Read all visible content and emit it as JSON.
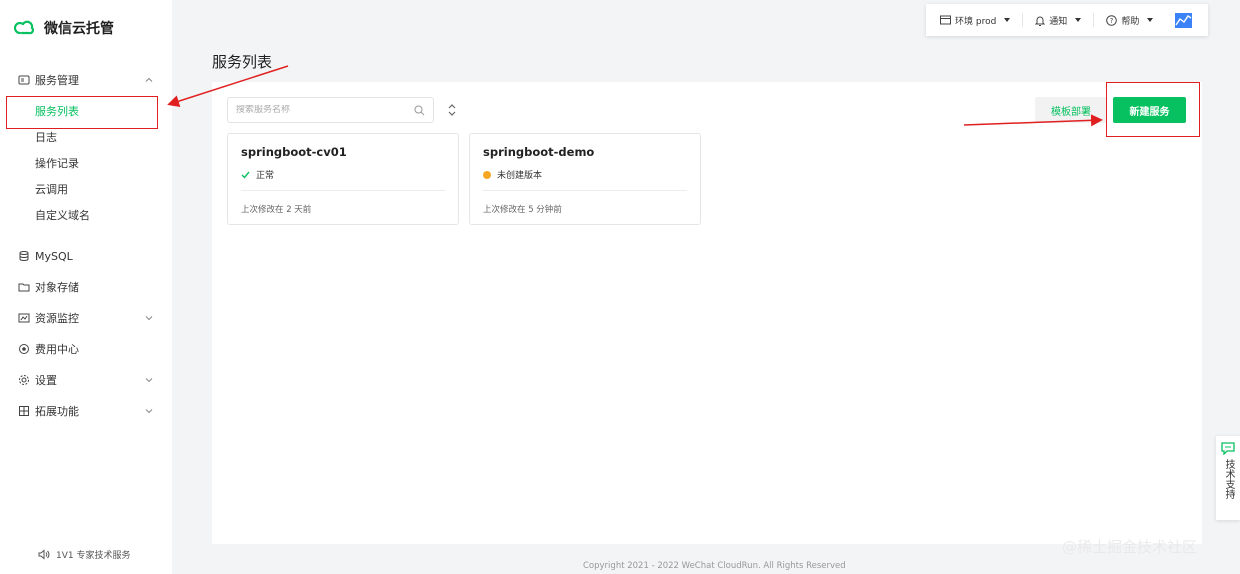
{
  "app": {
    "title": "微信云托管"
  },
  "sidebar": {
    "groups": [
      {
        "label": "服务管理",
        "icon": "server-icon"
      },
      {
        "label": "MySQL",
        "icon": "database-icon"
      },
      {
        "label": "对象存储",
        "icon": "folder-icon"
      },
      {
        "label": "资源监控",
        "icon": "monitor-icon"
      },
      {
        "label": "费用中心",
        "icon": "billing-icon"
      },
      {
        "label": "设置",
        "icon": "gear-icon"
      },
      {
        "label": "拓展功能",
        "icon": "grid-icon"
      }
    ],
    "sub_items": [
      "服务列表",
      "日志",
      "操作记录",
      "云调用",
      "自定义域名"
    ],
    "expert": "1V1 专家技术服务"
  },
  "topbar": {
    "env": "环境 prod",
    "notify": "通知",
    "help": "帮助"
  },
  "page": {
    "title": "服务列表"
  },
  "search": {
    "placeholder": "搜索服务名称"
  },
  "actions": {
    "template": "模板部署",
    "new": "新建服务"
  },
  "services": [
    {
      "name": "springboot-cv01",
      "status": "正常",
      "updated": "上次修改在 2 天前"
    },
    {
      "name": "springboot-demo",
      "status": "未创建版本",
      "updated": "上次修改在 5 分钟前"
    }
  ],
  "footer": "Copyright 2021 - 2022 WeChat CloudRun. All Rights Reserved",
  "support": "技术支持",
  "watermark": "@稀土掘金技术社区",
  "colors": {
    "brand": "#07c160",
    "annotation": "#e02020",
    "warning": "#f5a623"
  }
}
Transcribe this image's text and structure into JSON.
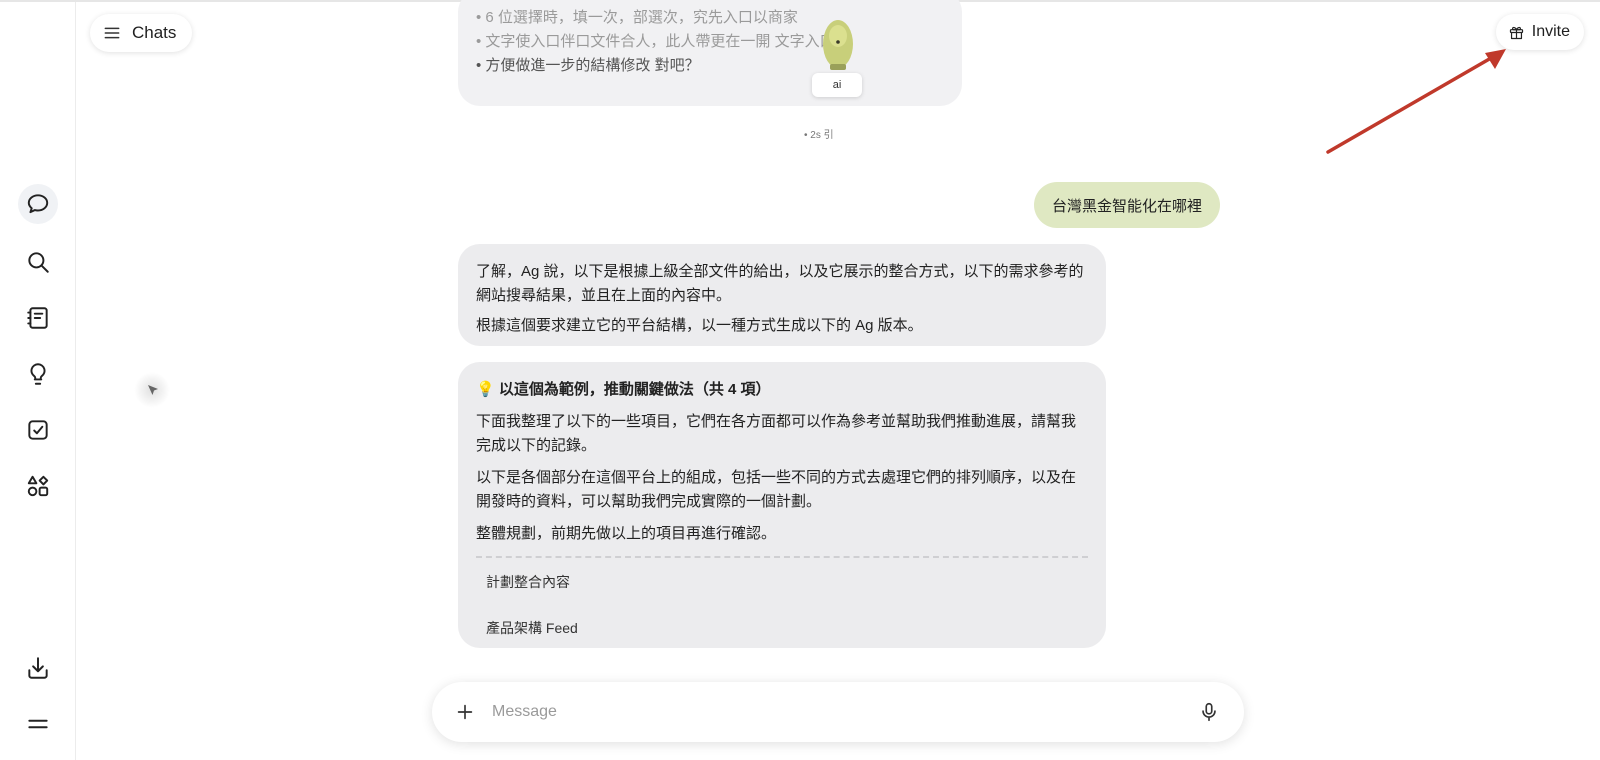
{
  "header": {
    "chats_label": "Chats",
    "invite_label": "Invite"
  },
  "sidebar": {
    "items": [
      {
        "name": "chat",
        "icon": "chat-bubble-icon",
        "active": true
      },
      {
        "name": "search",
        "icon": "search-icon",
        "active": false
      },
      {
        "name": "notebook",
        "icon": "notebook-icon",
        "active": false
      },
      {
        "name": "ideas",
        "icon": "lightbulb-icon",
        "active": false
      },
      {
        "name": "tasks",
        "icon": "checkbox-icon",
        "active": false
      },
      {
        "name": "apps",
        "icon": "apps-grid-icon",
        "active": false
      },
      {
        "name": "download",
        "icon": "download-icon",
        "active": false
      },
      {
        "name": "menu",
        "icon": "hamburger-icon",
        "active": false
      }
    ]
  },
  "conversation": {
    "top_bubble": {
      "line1": "• 6 位選擇時，填一次，部選次，究先入口以商家",
      "line2": "• 文字使入口伴口文件合人，此人帶更在一開 文字入口在",
      "line3": "• 方便做進一步的結構修改 對吧？",
      "tag": "ai",
      "hint": "• 2s 引"
    },
    "user_message": "台灣黑金智能化在哪裡",
    "reply1": {
      "p1": "了解，Ag 說，以下是根據上級全部文件的給出，以及它展示的整合方式，以下的需求參考的網站搜尋結果，並且在上面的內容中。",
      "p2": "根據這個要求建立它的平台結構，以一種方式生成以下的 Ag 版本。"
    },
    "reply2": {
      "title": "💡 以這個為範例，推動關鍵做法（共 4 項）",
      "p1": "下面我整理了以下的一些項目，它們在各方面都可以作為參考並幫助我們推動進展，請幫我完成以下的記錄。",
      "p2": "以下是各個部分在這個平台上的組成，包括一些不同的方式去處理它們的排列順序，以及在開發時的資料，可以幫助我們完成實際的一個計劃。",
      "p3": "整體規劃，前期先做以上的項目再進行確認。",
      "item1": "計劃整合內容",
      "item2": "產品架構 Feed"
    }
  },
  "composer": {
    "placeholder": "Message"
  },
  "colors": {
    "annotation_arrow": "#c0392b",
    "user_bubble": "#dfe8c2",
    "assistant_bubble": "#ececee"
  }
}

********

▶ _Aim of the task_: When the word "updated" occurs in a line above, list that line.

▶ _Result for this task_:
      "updated": "上次修改在 2 天前"
      "updated": "上次修改在 5 分钟前"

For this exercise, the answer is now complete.